In the project I have experimented from the comparative method. This means that I have set up a number of criteria / parameters to compare the pleats. It acts as a framework in order to create new knowledge about the pleated fabrics.

My criteria / parameters are:
5 x pleat molds with structures inspired by nature
5 x types of textiles (four in 100% polyester and one in 50% cotton / 50% polyester)

Same format on all samples, so it is possible to compare the weight of the material and the effect of the pleat.

EXPERIMENTS, SAMPLES, PROTOTYPES AND RESULTS

During my experimentation in pleats making, I learned that the composition of the properties of the fabric, tools and craftsmanship is crucial to the final expression. Take for example B4.02: When the material takes up more space, it is difficult to squeeze the mold together and the density of the pattern is very open. Whereas a thin material as used in B5.02 is much easier to squeeze. It also became clear to me that the properties of the cardboard and the density of the pattern also played an important role in how much it was possible to compress the shape.

By working in a structured way based on the comparative method, I gained an incredible amount of insight into the craft, the properties of the textiles and not least the properties of the cardboard mold. What fascinates me most is how different all the samples have become and thus also how different application possibilities there are. It became very clear to me in my photo documentation of the pleats. Here, again, I work structured by taking pictures of all samples from the same angles to be able to compare them.

I have put pictures of the samples on a map and analyzed them based on character traits, technical characteristics and associations, which I have observed on a scale from 1-5. Next, I have provided a sample overview based on the pleat shape and later on the material, so it is easy to compare the samples.

It has been enormously inspiring to work with new design methods in a textile and design context. The project culminates in a dialogue tool in the form of a Material Abstraction book, where I describe my work and a set of material maps, which I see used to create a common understanding framework in a collaboration. In addition, it has become very clear to me that the craft cannot stand without design and vice versa. They complement each other where it is possible to create functional, aesthetic and sustainable products. My biggest finding is that across the materials is what I call optical illusion.

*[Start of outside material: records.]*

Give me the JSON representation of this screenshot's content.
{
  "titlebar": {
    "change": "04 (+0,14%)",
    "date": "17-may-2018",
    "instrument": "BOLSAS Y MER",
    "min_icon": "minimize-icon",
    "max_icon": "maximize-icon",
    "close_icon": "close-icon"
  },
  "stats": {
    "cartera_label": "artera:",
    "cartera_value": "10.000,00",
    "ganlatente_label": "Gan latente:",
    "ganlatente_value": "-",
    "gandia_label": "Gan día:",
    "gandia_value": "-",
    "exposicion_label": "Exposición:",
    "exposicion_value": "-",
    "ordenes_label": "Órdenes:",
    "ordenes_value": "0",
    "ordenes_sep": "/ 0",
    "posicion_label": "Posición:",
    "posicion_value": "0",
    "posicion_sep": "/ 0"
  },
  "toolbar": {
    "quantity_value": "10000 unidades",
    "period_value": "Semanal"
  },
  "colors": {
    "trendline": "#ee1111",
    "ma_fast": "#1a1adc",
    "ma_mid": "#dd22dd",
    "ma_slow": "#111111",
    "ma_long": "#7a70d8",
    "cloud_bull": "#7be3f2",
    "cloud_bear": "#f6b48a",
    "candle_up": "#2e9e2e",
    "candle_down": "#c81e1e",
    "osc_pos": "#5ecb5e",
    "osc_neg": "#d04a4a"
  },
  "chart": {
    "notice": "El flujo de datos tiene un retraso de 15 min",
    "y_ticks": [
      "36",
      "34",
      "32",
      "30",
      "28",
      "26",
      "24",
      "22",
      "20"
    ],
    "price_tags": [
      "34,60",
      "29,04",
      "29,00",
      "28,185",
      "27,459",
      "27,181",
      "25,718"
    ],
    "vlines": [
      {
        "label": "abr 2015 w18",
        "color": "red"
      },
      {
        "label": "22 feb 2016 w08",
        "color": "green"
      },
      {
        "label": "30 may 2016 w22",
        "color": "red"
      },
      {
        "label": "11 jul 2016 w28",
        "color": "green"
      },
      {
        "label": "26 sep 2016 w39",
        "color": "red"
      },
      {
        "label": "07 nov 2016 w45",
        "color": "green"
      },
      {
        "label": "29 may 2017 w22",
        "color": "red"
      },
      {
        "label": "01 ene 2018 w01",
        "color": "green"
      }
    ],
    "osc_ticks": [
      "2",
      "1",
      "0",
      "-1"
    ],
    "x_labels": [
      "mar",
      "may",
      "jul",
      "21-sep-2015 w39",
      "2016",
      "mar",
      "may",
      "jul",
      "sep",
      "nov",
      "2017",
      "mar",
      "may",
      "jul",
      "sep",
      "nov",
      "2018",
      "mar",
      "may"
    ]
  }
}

MATERIAL ILLUSIONS

As I photographed the experiments, I quickly discovered that both the angle of the light and my own angle as a viewer of the pleats evoked surprising illusions for me. In the encounter with materials, light swallows some of the details, while others appear as new patterns in the transparent. In the pictures you see Bircks and Accordion pleats in different materials, which in their own light highlight the pattern. The picture on the far right shows an I hovering over the fabric. It brings back memories of my childhood, where I borrowed books from the library and where I happily looked for motifs with optical illusion.

The project has set in motion a lot of reflections about the emotional connection we humans consciously and unconsciously have. As well as aesthetic sustainability and the possibilities that lie in examining and uncovering people’s relationships to textiles through sensing. Therefore, I look forward to testing the dialogue tool with different professional groups and individuals, so I can become wiser about what can help to create a greater understanding of creating products that create added value for the end user. If you want to see more about my project, click on my website and see my Material Abstraction Book.

CHARLOTTE HANSEN
contact@charlottehansen.studio
http://www.charlottehansen.studio
https://www.instagram.com/bycharlottehansen/

DESIGN SCHOOL KOLDING, Denmark
https://www.designskolenkolding.dk
@designskolenkolding
@dskd_planet